When styling a link in your profile, regardless of whether or not it's in a table, you can do your font size/face etc outside of the links, but you'll need a font color tag inside the link to recolor it. Example:

<font face="times" size="2"> <a href="URL"><font color="#000">Link</font></a> <a href="URL"><font color="#000">Link</font></a> <a href="URL"><font color="#000">Link</font></a> </font>

If you're using [info]sanity your default tables will look a little nicer to you and anyone else using the extension, WINK WINK. Links won't have a default underline and will have a hover function, and if you don't want to go through styling fonts in every cell, Sanity's default font is pretty nice!

Please note that if you decide to use tables in your entries you can go ahead and use inline styling, so once you've read the basic setup of how to structure a table, that's about all you'll need from this guide.

If you hate using tables but aren't sure how to utilize divs for arranging rows/columns of information you can check out my Flexbox tutorial here and follow it along to part two here!

Stay tuned!

This was just a general tutorial for the ins and outs of table structure, and what they can and cannot do without CSS. Next week we'll have a fun smaller tutorial on making gif-with-text profile codes, since those are the kinds I see used the most on IJ.


♡ You're Done! ♡

Comments

Dec. 11th, 2019 01:42 am (UTC)
I make layouts for another site (Roleplayer.me) and tabled layouts are such a pain in the ass to deal with, honestly... RP.me works on the old "MySpace 1.0 formatting" and most of my layouts I make end up being DIVs because they're so easy for me to whip out, especially when I'm using your code tester (wink wink). LMAO

That being said, this makes tables a little easier to understand.
Dec. 11th, 2019 01:55 am (UTC)
I hate tables forever, but this is a lot of really useful information!
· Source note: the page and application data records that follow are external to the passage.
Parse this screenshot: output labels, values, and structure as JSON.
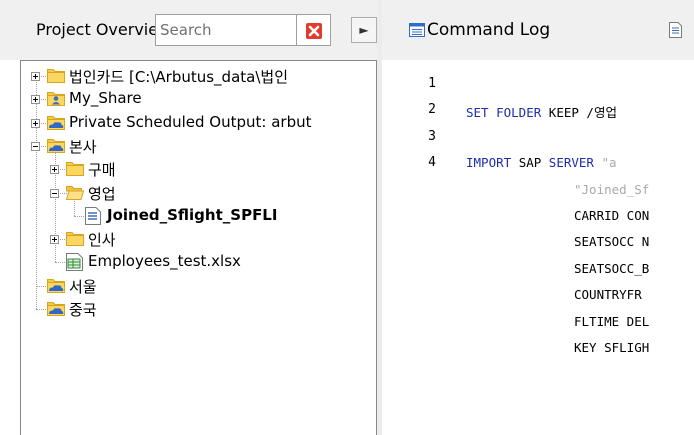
{
  "left_panel": {
    "title": "Project Overview",
    "search": {
      "placeholder": "Search",
      "value": ""
    },
    "clear_icon": "red-x-icon",
    "next_icon": "chevron-right-icon",
    "tree": [
      {
        "label": "법인카드 [C:\\Arbutus_data\\법인",
        "icon": "folder-icon",
        "level": 0,
        "expander": "plus"
      },
      {
        "label": "My_Share",
        "icon": "user-folder-icon",
        "level": 0,
        "expander": "plus"
      },
      {
        "label": "Private Scheduled Output:  arbut",
        "icon": "cloud-folder-icon",
        "level": 0,
        "expander": "plus"
      },
      {
        "label": "본사",
        "icon": "cloud-folder-icon",
        "level": 0,
        "expander": "minus"
      },
      {
        "label": "구매",
        "icon": "folder-icon",
        "level": 1,
        "expander": "plus"
      },
      {
        "label": "영업",
        "icon": "folder-open-icon",
        "level": 1,
        "expander": "minus"
      },
      {
        "label": "Joined_Sflight_SPFLI",
        "icon": "table-document-icon",
        "level": 2,
        "expander": "none",
        "bold": true
      },
      {
        "label": "인사",
        "icon": "folder-icon",
        "level": 1,
        "expander": "plus"
      },
      {
        "label": "Employees_test.xlsx",
        "icon": "excel-file-icon",
        "level": 1,
        "expander": "none"
      },
      {
        "label": "서울",
        "icon": "cloud-folder-icon",
        "level": 0,
        "expander": "none"
      },
      {
        "label": "중국",
        "icon": "cloud-folder-icon",
        "level": 0,
        "expander": "none"
      }
    ]
  },
  "tabs": [
    {
      "label": "Command Log",
      "icon": "list-icon"
    },
    {
      "label": "",
      "icon": "document-icon"
    }
  ],
  "editor": {
    "line_numbers": [
      "1",
      "2",
      "3",
      "4"
    ],
    "lines": [
      {
        "parts": []
      },
      {
        "parts": [
          {
            "t": "SET ",
            "c": "kw"
          },
          {
            "t": "FOLDER ",
            "c": "kw"
          },
          {
            "t": "KEEP /영업",
            "c": ""
          }
        ]
      },
      {
        "parts": []
      },
      {
        "parts": [
          {
            "t": "IMPORT ",
            "c": "kw"
          },
          {
            "t": "SAP ",
            "c": ""
          },
          {
            "t": "SERVER ",
            "c": "kw"
          },
          {
            "t": "\"a",
            "c": "str"
          }
        ]
      },
      {
        "parts": [
          {
            "t": "\"Joined_Sf",
            "c": "str"
          }
        ]
      },
      {
        "parts": [
          {
            "t": "CARRID CON",
            "c": ""
          }
        ]
      },
      {
        "parts": [
          {
            "t": "SEATSOCC N",
            "c": ""
          }
        ]
      },
      {
        "parts": [
          {
            "t": "SEATSOCC_B",
            "c": ""
          }
        ]
      },
      {
        "parts": [
          {
            "t": "COUNTRYFR",
            "c": ""
          }
        ]
      },
      {
        "parts": [
          {
            "t": "FLTIME DEL",
            "c": ""
          }
        ]
      },
      {
        "parts": [
          {
            "t": "KEY SFLIGH",
            "c": ""
          }
        ]
      }
    ]
  }
}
Thanks for putting it together!
Dec. 11th, 2019 03:16 am (UTC)
Same. I wish we didn't need them for profile-safe codes, but we do so a breakdown of the anatomy was probably long overdue on my end LOL.